Summer must be upon as the North Yorkshire South Durham Track & Field season has started – NYSD.org.uk for all the fixture information and results.
Having not attempted any track and field since my school days (other than the Harriers track day last year), I thought I’d venture down to Middlesbrough and have a go. The event I intended to try was the 1500m. We’re all graded according to the time you give. It’s all very informal as they call out times and you go into that group for a race. I had absolutely no idea of my time but thought it might be wise to avoid racing against some of the very keen twenty somethings (at least I could bore them with having run at the old track at Clairville if needs be). Fortunately Justin Cox was there so we hatched a plan to go in race 2 as it seemed a good idea. The gun went off and the pace was furious to start with. After a few hundred metres of very tight racing things seemed to settle down and a great race ensued. The final 200m was very tough and I was glad the finish wasn’t any further away but I thoroughly enjoyed it. Justin and I were both gasping for air at the end but smiling from ear to ear.
First track race over and having such a good time I entered the 200m race. It’s a little daunting when others are carrying blocks to the start but there was great banter amongst us Seniors to settle the nerves. The officials are very good and will answer any questions you may have. The groups are sorted again, with lanes drawn before each race, then before I know it I’ve run a bend and am now swaying towards the finish. Although a short distance I’m absolutely exhausted but I’ve had such a great evening and was lovely being able to cheer on the rest of the Harriers.
Well the previous week didn’t put me off and I’m back for more of the action (23/04/19). This week it’s the 800m and 100m events. Got to be easier this week I tell myself as I arrive, the sun is out, it’s a lovely warm evening and the distances are shorter! It was another good turnout from the Harriers and some great performances were put in by the Juniors who ran first.

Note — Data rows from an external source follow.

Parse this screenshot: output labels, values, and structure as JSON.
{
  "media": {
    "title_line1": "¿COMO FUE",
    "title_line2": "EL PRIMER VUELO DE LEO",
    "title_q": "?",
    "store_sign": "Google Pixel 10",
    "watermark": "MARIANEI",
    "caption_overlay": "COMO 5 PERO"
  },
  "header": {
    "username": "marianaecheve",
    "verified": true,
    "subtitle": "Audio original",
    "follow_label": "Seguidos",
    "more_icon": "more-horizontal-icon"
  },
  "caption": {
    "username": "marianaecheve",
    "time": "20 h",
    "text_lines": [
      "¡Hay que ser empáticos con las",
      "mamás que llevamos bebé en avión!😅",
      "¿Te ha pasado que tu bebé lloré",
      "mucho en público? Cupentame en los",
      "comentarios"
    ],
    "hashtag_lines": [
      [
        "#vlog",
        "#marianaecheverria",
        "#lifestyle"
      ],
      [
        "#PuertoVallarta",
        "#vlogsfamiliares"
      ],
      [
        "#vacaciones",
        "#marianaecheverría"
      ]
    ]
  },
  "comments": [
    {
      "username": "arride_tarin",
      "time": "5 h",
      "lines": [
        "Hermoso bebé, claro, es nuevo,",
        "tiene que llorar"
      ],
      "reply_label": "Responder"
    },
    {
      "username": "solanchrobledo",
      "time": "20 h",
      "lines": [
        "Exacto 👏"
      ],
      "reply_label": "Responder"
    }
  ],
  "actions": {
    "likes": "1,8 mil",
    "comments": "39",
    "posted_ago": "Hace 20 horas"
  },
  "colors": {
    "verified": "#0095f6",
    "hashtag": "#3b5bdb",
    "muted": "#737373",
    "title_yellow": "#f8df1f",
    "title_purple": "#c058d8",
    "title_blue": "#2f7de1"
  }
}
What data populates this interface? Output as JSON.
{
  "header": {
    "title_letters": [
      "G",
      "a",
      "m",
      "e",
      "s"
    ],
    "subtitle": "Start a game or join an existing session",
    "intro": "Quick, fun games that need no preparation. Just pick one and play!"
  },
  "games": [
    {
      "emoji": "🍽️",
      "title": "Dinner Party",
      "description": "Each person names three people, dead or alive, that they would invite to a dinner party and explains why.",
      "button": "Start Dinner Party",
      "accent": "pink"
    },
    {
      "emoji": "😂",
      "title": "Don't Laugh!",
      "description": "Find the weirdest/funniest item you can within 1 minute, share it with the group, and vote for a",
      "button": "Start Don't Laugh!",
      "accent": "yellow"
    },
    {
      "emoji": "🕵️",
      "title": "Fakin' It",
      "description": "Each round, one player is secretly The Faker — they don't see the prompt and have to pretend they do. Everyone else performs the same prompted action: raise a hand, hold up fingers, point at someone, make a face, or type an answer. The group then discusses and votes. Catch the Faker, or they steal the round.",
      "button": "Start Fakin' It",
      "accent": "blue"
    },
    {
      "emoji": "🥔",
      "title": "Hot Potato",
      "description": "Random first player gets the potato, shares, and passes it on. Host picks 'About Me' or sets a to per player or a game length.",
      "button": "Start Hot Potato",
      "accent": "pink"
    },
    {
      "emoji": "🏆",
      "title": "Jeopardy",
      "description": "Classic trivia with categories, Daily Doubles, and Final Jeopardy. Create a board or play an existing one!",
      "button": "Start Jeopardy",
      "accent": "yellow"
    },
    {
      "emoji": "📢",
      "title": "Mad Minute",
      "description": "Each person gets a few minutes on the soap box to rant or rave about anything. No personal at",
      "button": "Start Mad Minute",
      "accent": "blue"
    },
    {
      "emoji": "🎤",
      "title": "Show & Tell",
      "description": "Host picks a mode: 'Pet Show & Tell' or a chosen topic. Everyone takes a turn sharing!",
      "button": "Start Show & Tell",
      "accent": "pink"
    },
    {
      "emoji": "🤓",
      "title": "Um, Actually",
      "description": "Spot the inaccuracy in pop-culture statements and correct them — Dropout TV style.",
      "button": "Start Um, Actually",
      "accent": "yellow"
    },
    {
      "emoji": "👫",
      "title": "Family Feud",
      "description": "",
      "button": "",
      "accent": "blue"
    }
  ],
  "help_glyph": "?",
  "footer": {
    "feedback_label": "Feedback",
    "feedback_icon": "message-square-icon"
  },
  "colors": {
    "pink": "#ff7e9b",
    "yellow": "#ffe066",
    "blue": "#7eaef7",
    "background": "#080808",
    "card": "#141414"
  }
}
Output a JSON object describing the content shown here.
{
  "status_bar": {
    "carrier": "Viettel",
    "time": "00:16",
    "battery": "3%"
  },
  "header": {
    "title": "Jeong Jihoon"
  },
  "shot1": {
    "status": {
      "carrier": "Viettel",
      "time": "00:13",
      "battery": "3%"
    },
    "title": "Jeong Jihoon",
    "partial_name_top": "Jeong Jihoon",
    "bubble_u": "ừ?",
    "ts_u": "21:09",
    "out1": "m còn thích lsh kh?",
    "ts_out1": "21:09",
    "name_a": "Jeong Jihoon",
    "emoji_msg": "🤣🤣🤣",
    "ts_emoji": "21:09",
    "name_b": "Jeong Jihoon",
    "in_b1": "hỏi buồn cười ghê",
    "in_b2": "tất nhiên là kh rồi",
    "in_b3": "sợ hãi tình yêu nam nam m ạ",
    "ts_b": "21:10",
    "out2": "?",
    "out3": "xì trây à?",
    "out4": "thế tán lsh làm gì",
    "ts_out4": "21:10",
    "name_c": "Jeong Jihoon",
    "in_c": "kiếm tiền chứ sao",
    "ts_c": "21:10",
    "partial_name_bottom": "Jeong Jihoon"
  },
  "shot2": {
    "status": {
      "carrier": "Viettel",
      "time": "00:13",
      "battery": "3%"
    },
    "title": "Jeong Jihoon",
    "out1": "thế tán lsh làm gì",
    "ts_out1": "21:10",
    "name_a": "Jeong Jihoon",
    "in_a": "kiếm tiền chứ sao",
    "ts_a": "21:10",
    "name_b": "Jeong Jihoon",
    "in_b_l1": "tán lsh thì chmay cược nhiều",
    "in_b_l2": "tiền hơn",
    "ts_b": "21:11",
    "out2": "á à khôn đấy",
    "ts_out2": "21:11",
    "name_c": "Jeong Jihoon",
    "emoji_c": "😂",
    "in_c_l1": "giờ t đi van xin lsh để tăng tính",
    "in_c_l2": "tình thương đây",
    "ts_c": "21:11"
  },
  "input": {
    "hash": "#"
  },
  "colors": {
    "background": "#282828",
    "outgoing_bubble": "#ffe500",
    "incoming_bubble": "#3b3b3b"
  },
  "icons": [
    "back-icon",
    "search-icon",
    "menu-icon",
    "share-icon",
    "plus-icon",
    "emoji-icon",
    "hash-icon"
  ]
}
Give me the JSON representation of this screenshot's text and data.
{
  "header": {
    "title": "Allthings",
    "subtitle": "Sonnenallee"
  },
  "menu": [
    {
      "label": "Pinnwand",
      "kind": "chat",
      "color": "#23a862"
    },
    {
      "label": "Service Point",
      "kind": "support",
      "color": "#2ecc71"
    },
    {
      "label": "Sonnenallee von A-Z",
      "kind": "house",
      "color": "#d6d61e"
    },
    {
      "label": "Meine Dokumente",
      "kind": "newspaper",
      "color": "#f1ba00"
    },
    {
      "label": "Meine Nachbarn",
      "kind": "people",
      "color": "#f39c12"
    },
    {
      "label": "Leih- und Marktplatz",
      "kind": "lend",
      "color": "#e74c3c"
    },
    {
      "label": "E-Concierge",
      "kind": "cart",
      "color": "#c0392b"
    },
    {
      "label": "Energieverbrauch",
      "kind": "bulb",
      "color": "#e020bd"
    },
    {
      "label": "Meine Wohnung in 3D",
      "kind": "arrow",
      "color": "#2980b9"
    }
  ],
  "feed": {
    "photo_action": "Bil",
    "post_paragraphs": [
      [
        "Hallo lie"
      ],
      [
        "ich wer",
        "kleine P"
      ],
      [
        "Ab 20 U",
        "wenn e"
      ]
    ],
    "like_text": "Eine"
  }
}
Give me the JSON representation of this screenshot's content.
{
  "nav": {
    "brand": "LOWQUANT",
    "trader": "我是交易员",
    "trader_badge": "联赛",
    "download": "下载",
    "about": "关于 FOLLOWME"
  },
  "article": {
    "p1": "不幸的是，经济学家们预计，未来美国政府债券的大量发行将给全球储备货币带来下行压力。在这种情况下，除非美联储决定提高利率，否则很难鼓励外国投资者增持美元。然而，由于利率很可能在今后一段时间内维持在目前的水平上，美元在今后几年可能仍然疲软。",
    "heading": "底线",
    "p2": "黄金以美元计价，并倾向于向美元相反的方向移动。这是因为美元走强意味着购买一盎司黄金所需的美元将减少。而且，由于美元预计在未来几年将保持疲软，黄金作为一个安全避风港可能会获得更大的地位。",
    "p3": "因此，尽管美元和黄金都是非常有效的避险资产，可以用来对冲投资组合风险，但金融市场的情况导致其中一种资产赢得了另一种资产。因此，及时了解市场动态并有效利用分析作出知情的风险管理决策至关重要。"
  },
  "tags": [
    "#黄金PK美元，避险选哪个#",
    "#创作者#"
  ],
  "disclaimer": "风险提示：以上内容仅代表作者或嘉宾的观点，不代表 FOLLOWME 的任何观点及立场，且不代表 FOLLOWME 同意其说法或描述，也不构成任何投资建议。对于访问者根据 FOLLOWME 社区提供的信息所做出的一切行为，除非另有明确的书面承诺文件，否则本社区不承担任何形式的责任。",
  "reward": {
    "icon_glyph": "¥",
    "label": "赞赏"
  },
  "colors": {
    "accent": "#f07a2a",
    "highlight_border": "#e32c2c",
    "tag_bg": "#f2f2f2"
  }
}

The 800m is a short and tough distance but again I finish smiling having had some good battles throughout. The 100m seems to be a specialist event with many turning up just to run that race. After a nervy start and some starting advice from the officials – must mention again how friendly and encouraging they are – I was ‘hurtling’ towards the finish. It was at this point I’m thinking to myself how does Usain Bolt manage to smile and have time raise his arms in victory, as I was struggling to breathe and keep my style – if you can call windmilling arms, a tongue hanging out similar to a dog on a hot day and lunge to the line like a toddler learning to walk, style!
Only 900metres run in one evening but I was exhausted.
Will I be back on the 14th May? Most definitely a YES and I’m even going to try some field events. It’s very welcoming, the atmosphere is great and it really caters for everyone.